It’s easy to fill up in Philly, which boasts some 956 food establishments in the Center City District alone. Sample signature concoctions—such as cheesesteaks, tomato pie, and soft pretzels—on Chew Philly’s Authentic Philly Food Tour (select April and May dates). Follow the locals to South Philly’s Cosmi’s Deli or Reading Terminal Market’s DiNic’s Roast Pork for the hometown favorite roast pork sandwich made with sharp provolone cheese and garlicky broccoli rabe. While at Reading Terminal, pick up a chocolate chip cannoli at Termini Brothers Bakery. New in 2017, Rooster Soup Company serves good karma with every purchase by donating 100 percent of profits to help—and feed—Philadelphians in need.

Book your next trip with Peace of Mind
Search Trips

El Chaltén, Los Glaciares National Park, Argentina

Learn the phrase "these colors are amazing" in Spanish, because that's all you'll be able to say.

April is the hiking sweet spot in El Chaltén, Argentina’s self-proclaimed “trekking capital.” The busy Patagonia summer hiking season ends in March and winter arrives in May, so there’s lighter foot traffic in April on popular routes like the easy Laguna Capri and the more challenging Laguna de los Tres. Bonus: The surrounding valleys typically are awash in a blaze of red, orange, and yellow fall foliage. El Chaltén’s location in the northern part of Los Glaciares National Park also affords epic views (on clear days) of jagged peaks, including 11,073-foot Mount Fitz Roy and 10,278-foot Cerro Torre.

Aogashima Island, Japan

This place takes island life to another level.

If your goal is getting away from it all, get to Aogashima.
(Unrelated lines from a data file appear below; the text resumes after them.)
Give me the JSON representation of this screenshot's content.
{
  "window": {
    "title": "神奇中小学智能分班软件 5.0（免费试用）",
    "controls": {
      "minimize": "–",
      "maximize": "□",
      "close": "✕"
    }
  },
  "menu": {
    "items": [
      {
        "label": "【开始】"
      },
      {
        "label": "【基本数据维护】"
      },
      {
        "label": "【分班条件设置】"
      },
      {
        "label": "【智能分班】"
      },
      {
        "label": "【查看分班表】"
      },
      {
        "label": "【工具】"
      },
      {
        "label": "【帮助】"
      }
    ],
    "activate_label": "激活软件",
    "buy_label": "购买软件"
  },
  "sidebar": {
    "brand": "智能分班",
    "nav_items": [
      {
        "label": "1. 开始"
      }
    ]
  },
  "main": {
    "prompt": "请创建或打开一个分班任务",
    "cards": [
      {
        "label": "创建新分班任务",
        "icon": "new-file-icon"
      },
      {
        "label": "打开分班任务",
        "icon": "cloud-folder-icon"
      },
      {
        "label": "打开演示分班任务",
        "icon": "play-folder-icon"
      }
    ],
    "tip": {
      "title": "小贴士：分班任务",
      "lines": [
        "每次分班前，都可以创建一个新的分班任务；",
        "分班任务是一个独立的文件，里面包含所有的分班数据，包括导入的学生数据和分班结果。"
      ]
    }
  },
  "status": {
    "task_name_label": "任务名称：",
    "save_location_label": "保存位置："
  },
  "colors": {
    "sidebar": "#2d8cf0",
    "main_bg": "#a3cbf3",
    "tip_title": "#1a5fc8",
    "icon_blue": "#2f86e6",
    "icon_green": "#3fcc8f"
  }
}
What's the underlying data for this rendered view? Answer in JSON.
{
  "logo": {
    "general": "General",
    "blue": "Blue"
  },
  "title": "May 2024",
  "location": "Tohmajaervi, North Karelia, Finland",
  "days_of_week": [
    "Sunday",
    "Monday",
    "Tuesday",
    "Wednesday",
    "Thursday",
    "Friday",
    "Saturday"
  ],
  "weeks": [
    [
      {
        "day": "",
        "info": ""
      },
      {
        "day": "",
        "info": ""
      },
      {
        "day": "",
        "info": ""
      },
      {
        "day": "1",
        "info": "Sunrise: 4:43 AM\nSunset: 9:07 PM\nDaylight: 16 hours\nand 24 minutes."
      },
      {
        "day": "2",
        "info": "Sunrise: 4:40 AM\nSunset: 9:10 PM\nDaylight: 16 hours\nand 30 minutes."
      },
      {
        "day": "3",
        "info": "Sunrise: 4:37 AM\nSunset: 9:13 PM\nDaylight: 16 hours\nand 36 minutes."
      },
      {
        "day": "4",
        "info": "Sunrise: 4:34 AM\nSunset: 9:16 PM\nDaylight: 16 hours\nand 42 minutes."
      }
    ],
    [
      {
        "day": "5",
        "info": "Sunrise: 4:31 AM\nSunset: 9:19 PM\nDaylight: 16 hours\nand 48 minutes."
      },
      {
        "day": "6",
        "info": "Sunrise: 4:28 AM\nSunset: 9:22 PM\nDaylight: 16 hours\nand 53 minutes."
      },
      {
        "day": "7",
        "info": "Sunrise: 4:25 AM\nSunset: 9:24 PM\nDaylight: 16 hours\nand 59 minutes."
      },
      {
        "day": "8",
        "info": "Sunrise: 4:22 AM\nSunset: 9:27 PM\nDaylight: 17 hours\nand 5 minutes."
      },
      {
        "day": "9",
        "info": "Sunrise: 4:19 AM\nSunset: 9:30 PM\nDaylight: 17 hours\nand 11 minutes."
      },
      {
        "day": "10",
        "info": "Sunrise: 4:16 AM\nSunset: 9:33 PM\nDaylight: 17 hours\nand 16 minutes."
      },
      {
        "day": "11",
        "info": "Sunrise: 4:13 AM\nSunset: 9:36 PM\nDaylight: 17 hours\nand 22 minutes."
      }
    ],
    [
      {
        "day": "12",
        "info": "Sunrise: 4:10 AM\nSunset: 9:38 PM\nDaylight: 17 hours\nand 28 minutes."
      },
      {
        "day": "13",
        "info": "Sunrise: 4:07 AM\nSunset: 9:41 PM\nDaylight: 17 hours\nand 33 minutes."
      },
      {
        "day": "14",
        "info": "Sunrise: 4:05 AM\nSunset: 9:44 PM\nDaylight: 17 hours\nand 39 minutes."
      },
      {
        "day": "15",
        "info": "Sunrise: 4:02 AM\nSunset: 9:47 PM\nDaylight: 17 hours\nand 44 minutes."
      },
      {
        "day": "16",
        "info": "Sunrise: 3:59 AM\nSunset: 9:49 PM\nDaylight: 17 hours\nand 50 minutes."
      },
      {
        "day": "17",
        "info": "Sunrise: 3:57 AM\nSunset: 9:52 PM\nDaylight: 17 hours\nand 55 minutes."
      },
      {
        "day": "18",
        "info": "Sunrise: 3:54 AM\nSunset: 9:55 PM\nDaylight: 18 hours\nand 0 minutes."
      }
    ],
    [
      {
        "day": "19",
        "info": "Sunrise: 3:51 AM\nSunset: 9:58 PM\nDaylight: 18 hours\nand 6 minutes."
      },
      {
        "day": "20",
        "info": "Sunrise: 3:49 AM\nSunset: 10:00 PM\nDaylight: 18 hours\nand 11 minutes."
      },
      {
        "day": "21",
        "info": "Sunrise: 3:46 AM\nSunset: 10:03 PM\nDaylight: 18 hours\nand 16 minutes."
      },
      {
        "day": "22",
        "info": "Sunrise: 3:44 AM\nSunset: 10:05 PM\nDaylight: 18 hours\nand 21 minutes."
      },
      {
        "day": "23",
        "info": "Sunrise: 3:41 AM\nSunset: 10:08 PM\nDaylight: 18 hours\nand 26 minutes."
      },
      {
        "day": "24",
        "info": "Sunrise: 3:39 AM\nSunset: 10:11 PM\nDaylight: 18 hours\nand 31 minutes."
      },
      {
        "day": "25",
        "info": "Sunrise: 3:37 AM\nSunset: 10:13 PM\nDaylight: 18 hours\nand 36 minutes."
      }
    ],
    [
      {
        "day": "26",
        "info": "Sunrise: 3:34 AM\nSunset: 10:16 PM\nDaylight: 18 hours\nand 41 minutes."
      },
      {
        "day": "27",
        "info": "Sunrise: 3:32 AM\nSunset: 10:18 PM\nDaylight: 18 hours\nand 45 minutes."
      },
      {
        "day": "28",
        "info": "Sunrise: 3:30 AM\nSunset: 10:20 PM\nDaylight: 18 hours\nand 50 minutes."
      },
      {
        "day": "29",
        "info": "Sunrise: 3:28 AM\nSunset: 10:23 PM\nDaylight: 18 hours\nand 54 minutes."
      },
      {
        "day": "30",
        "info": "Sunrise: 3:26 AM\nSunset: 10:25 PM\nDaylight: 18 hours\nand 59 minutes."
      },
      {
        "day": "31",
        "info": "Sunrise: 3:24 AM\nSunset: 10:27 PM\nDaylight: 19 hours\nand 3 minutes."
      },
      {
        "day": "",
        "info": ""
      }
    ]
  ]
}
The volcanic island has a village built inside the walls of the crater. Visitors are welcome, yet infrequent, since travelling to Aogashima from Tokyo (200 miles to the north) is a multi-stop plane and helicopter (or boat) adventure. Those who do make the trip can camp for free (after registering at the Aogashima Village Hall), hike, and soak in the public geothermal spa—all inside an active volcano. Almost no one on the island speaks English, so learn some basic Japanese phrases before you go.

Bubble Lodges in France
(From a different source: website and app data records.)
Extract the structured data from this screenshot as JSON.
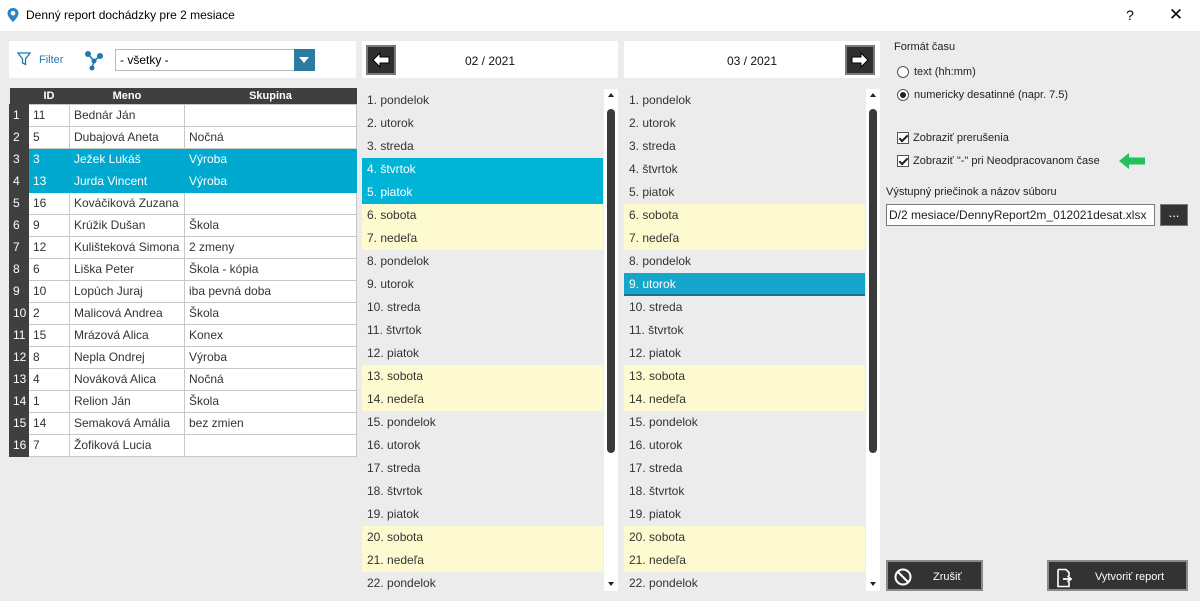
{
  "window": {
    "title": "Denný report dochádzky pre 2 mesiace",
    "help_label": "?",
    "close_label": "✕"
  },
  "filter": {
    "label": "Filter",
    "group_select_value": "- všetky -"
  },
  "employees": {
    "columns": [
      "",
      "ID",
      "Meno",
      "Skupina"
    ],
    "rows": [
      {
        "n": "1",
        "id": "11",
        "name": "Bednár Ján",
        "group": "",
        "selected": false
      },
      {
        "n": "2",
        "id": "5",
        "name": "Dubajová Aneta",
        "group": "Nočná",
        "selected": false
      },
      {
        "n": "3",
        "id": "3",
        "name": "Ježek Lukáš",
        "group": "Výroba",
        "selected": true
      },
      {
        "n": "4",
        "id": "13",
        "name": "Jurda Vincent",
        "group": "Výroba",
        "selected": true
      },
      {
        "n": "5",
        "id": "16",
        "name": "Kováčiková Zuzana",
        "group": "",
        "selected": false
      },
      {
        "n": "6",
        "id": "9",
        "name": "Krúžik Dušan",
        "group": "Škola",
        "selected": false
      },
      {
        "n": "7",
        "id": "12",
        "name": "Kulištеková Simona",
        "group": "2 zmeny",
        "selected": false
      },
      {
        "n": "8",
        "id": "6",
        "name": "Liška Peter",
        "group": "Škola - kópia",
        "selected": false
      },
      {
        "n": "9",
        "id": "10",
        "name": "Lopúch Juraj",
        "group": "iba pevná doba",
        "selected": false
      },
      {
        "n": "10",
        "id": "2",
        "name": "Malicová Andrea",
        "group": "Škola",
        "selected": false
      },
      {
        "n": "11",
        "id": "15",
        "name": "Mrázová Alica",
        "group": "Konex",
        "selected": false
      },
      {
        "n": "12",
        "id": "8",
        "name": "Nepla Ondrej",
        "group": "Výroba",
        "selected": false
      },
      {
        "n": "13",
        "id": "4",
        "name": "Nováková Alica",
        "group": "Nočná",
        "selected": false
      },
      {
        "n": "14",
        "id": "1",
        "name": "Relion Ján",
        "group": "Škola",
        "selected": false
      },
      {
        "n": "15",
        "id": "14",
        "name": "Semaková Amália",
        "group": "bez zmien",
        "selected": false
      },
      {
        "n": "16",
        "id": "7",
        "name": "Žofiková Lucia",
        "group": "",
        "selected": false
      }
    ]
  },
  "month1": {
    "label": "02 / 2021",
    "days": [
      {
        "t": "1. pondelok",
        "k": ""
      },
      {
        "t": "2. utorok",
        "k": ""
      },
      {
        "t": "3. streda",
        "k": ""
      },
      {
        "t": "4. štvrtok",
        "k": "sel"
      },
      {
        "t": "5. piatok",
        "k": "sel"
      },
      {
        "t": "6. sobota",
        "k": "weekend"
      },
      {
        "t": "7. nedeľa",
        "k": "weekend"
      },
      {
        "t": "8. pondelok",
        "k": ""
      },
      {
        "t": "9. utorok",
        "k": ""
      },
      {
        "t": "10. streda",
        "k": ""
      },
      {
        "t": "11. štvrtok",
        "k": ""
      },
      {
        "t": "12. piatok",
        "k": ""
      },
      {
        "t": "13. sobota",
        "k": "weekend"
      },
      {
        "t": "14. nedeľa",
        "k": "weekend"
      },
      {
        "t": "15. pondelok",
        "k": ""
      },
      {
        "t": "16. utorok",
        "k": ""
      },
      {
        "t": "17. streda",
        "k": ""
      },
      {
        "t": "18. štvrtok",
        "k": ""
      },
      {
        "t": "19. piatok",
        "k": ""
      },
      {
        "t": "20. sobota",
        "k": "weekend"
      },
      {
        "t": "21. nedeľa",
        "k": "weekend"
      },
      {
        "t": "22. pondelok",
        "k": ""
      }
    ]
  },
  "month2": {
    "label": "03 / 2021",
    "days": [
      {
        "t": "1. pondelok",
        "k": ""
      },
      {
        "t": "2. utorok",
        "k": ""
      },
      {
        "t": "3. streda",
        "k": ""
      },
      {
        "t": "4. štvrtok",
        "k": ""
      },
      {
        "t": "5. piatok",
        "k": ""
      },
      {
        "t": "6. sobota",
        "k": "weekend"
      },
      {
        "t": "7. nedeľa",
        "k": "weekend"
      },
      {
        "t": "8. pondelok",
        "k": ""
      },
      {
        "t": "9. utorok",
        "k": "sel2"
      },
      {
        "t": "10. streda",
        "k": ""
      },
      {
        "t": "11. štvrtok",
        "k": ""
      },
      {
        "t": "12. piatok",
        "k": ""
      },
      {
        "t": "13. sobota",
        "k": "weekend"
      },
      {
        "t": "14. nedeľa",
        "k": "weekend"
      },
      {
        "t": "15. pondelok",
        "k": ""
      },
      {
        "t": "16. utorok",
        "k": ""
      },
      {
        "t": "17. streda",
        "k": ""
      },
      {
        "t": "18. štvrtok",
        "k": ""
      },
      {
        "t": "19. piatok",
        "k": ""
      },
      {
        "t": "20. sobota",
        "k": "weekend"
      },
      {
        "t": "21. nedeľa",
        "k": "weekend"
      },
      {
        "t": "22. pondelok",
        "k": ""
      }
    ]
  },
  "options": {
    "time_format_label": "Formát času",
    "radio_text": "text (hh:mm)",
    "radio_decimal": "numericky desatinné (napr. 7.5)",
    "check_breaks": "Zobraziť prerušenia",
    "check_dash": "Zobraziť \"-\" pri Neodpracovanom čase",
    "output_label": "Výstupný priečinok a názov súboru",
    "output_path": "D/2 mesiace/DennyReport2m_012021desat.xlsx",
    "browse_label": "...",
    "cancel_label": "Zrušiť",
    "create_label": "Vytvoriť report"
  },
  "colors": {
    "selection": "#00a9cf",
    "weekend": "#fdfad0",
    "header_dark": "#3f3f3f",
    "arrow_green": "#22c25a"
  }
}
We don't want to pop your bubble, on the contrary... 

Clear plastic bubble rooms aren’t big on privacy, but you can’t beat the nature and night-sky views. Inflatable, igloo-shaped rooms are popping up across France at hotels, campgrounds, and in dedicated bubble resorts. Attrap'Rêves has five all-bubble locations, including Attrap'Rêves Montagnac-Montpezat—a bubble haven set amid the pine woods and lakes of Verdon Regional Natural Park. At Caribou Aventures in Noisy-sur-École (about 40 miles south of Paris), 10 bubbles “float” in the trees. Some Caribou bubbles are on wooden platforms, easily accessible by a ladder or stairs. Craving more height? Choose an Into the Sky bubble suspended in the branches, 39 to 66 feet off the ground.

Maryellen Kennedy Duckett is a Tennessee-based freelance writer who lives, works, and plays in the foothills of the Great Smoky Mountains. Follow her on Instagram, and Twitter.

Read This Next

10 best things to do in Switzerland
National parks are going green. How can travelers help?
25 breathtaking places and experiences for 2023

Go Further

Subscriber Exclusive Content

Why are people so dang obsessed with Mars?

How viruses shape our world

The era of greyhound racing in the U.S. is coming to an end

See how people have imagined life on Mars through history

See how NASA’s new Mars rover will explore the red planet

Why are people so dang obsessed with Mars?

How viruses shape our world

The era of greyhound racing in the U.S. is coming to an end

See how people have imagined life on Mars through history

See how NASA’s new Mars rover will explore the red planet

Why are people so dang obsessed with Mars?

How viruses shape our world

The era of greyhound racing in the U.S. is coming to an end

See how people have imagined life on Mars through history

See how NASA’s new Mars rover will explore the red planet